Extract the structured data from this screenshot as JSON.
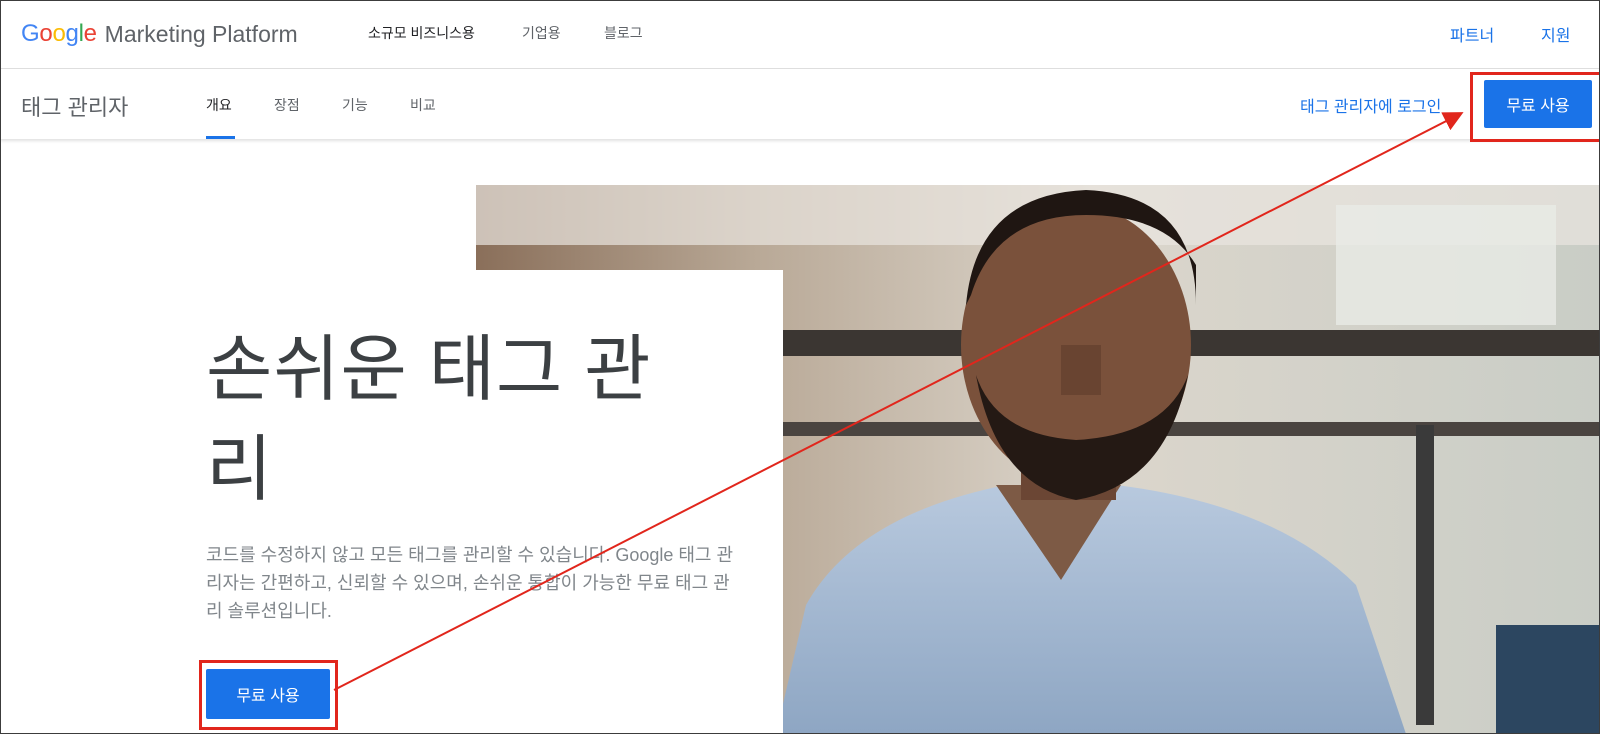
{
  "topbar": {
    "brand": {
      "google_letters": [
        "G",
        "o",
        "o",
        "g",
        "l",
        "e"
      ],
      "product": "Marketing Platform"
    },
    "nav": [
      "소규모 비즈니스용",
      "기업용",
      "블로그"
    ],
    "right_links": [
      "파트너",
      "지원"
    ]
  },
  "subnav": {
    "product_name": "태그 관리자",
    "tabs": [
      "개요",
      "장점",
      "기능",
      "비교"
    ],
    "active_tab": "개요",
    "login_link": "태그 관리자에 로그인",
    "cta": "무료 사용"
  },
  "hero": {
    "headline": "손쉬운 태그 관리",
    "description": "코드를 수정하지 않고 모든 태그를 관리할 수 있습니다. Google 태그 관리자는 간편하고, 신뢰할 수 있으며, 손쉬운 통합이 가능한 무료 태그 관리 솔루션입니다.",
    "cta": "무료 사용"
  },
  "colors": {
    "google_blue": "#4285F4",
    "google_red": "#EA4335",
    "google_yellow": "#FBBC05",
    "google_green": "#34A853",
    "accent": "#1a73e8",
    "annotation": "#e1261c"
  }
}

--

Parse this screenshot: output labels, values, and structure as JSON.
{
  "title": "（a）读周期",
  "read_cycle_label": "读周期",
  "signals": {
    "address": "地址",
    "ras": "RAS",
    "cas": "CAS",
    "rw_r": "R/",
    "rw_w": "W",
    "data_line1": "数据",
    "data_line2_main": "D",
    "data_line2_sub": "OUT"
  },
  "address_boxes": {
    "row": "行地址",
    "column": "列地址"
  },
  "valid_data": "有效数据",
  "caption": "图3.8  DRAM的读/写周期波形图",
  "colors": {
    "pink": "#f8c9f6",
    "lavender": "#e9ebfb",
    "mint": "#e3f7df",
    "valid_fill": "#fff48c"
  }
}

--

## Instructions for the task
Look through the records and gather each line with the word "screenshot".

## Solution below
Extract the structured data from this screenshot as JSON.
Parse this screenshot: output labels, values, and structure as JSON.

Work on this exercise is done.